Fired Machine Head bassist sues over band business arrangements

By | Published on Wednesday 22 January 2014

Adam Duce

Former Machine Head bassist Adam Duce, fired in February last year, has sued his former bandmates and manager, accusing them of firing him to get a larger cut of band income. He also claims that frontman Robb Flynn was already taking a larger cut of the money earned than had been agreed under their partnership.

The line-up of the band which operated from 2002 to 2013 (when he was fired), featuring Duce, Flynn, guitarist Phil Demmel and drummer David McClain, formed two business entities to manage the band’s income – a general partnership, and a company called Head Machine Touring Inc. Despite an agreement that each member owned 25% of the company, Flynn received a greater proportion of the money, claims Duce.

According to Courthouse News, in his lawsuit, Duce says that despite their albums and tours becoming more successful in the decade before he was fired, he “became concerned with how little income he was receiving, despite the time and hard work put in to developing the band”.

He claims that he raised his concerns with Flynn and band manager Joseph W Huston, but never received a satisfactory answer.

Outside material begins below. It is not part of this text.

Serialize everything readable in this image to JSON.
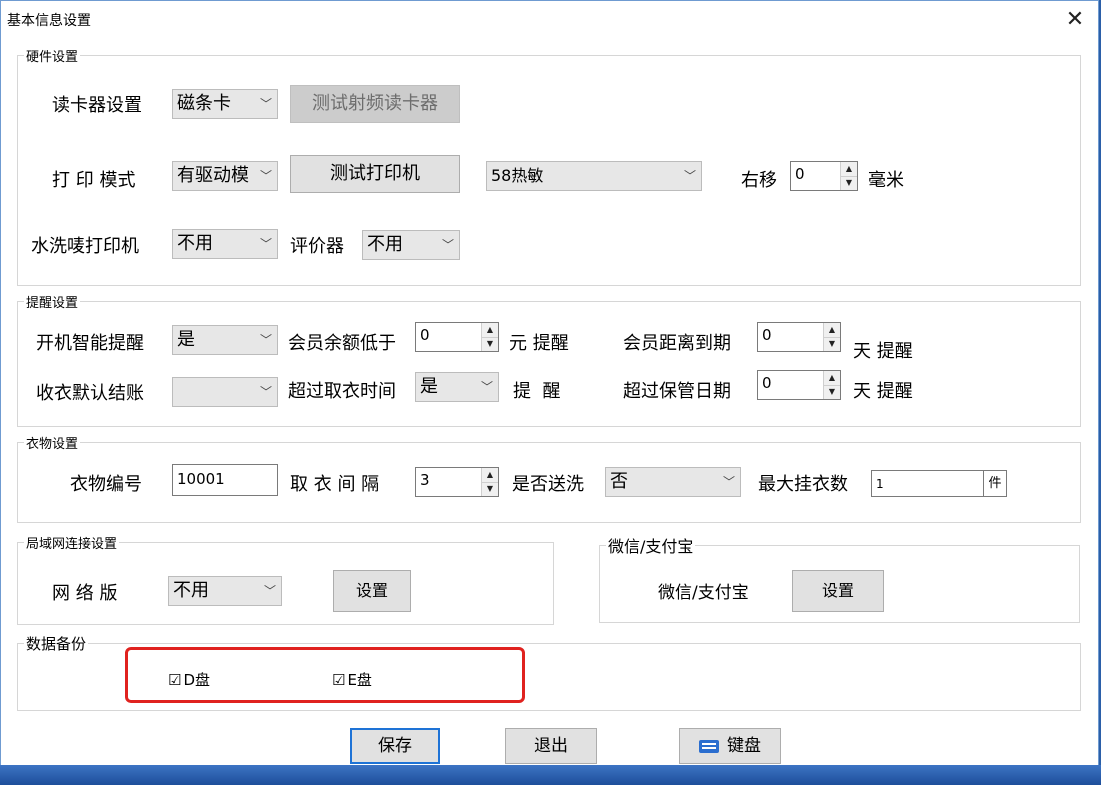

Things came to a head after a European tour, which reportedly earned the band over $3 million. The lawsuit continues: “After receiving very little compensation despite the millions the band was bringing in, plaintiff requested and reviewed the records from the tours. Plaintiff found that Huston, Flynn, and PFM [Provident Financial Management] had squandered money throughout the trip without consulting plaintiff for the vast majority of ‘expenses'”.

After Duce was fired, Flynn published a statement on the band’s website saying that the bassist had “quit Machine Head well over a decade ago. He just never bothered to tell anyone”. Duce disputes this and accuses Flynn of “directly attacking [his] work ethic”. The actual reason for his firing, claims Duce, was that the band were about to sign a new record deal with Nuclear Blast America (also a defendant), and wanted a larger cut of any profits that came from it.

However, says Duce, although he is no longer a member of the band, he still owns a stake in their business interests. But, it’s alleged, he has not received any payments since being fired, and no agreement has been reached regarding his share of future royalties. As well as this, he claims that his likeness has continued to be used for promotional purposes and on the band’s website without permission.

In a long list of complaints, Duce is seeking damages from the band, their management and label for breaching their business agreements, trademark infringement, negligence, defamation, and unfair competition. He also wants the band to be prohibited from using the Machine Head name, on the grounds that, as founder member who was part of the group for over 20 years, it is still strongly associated with his name.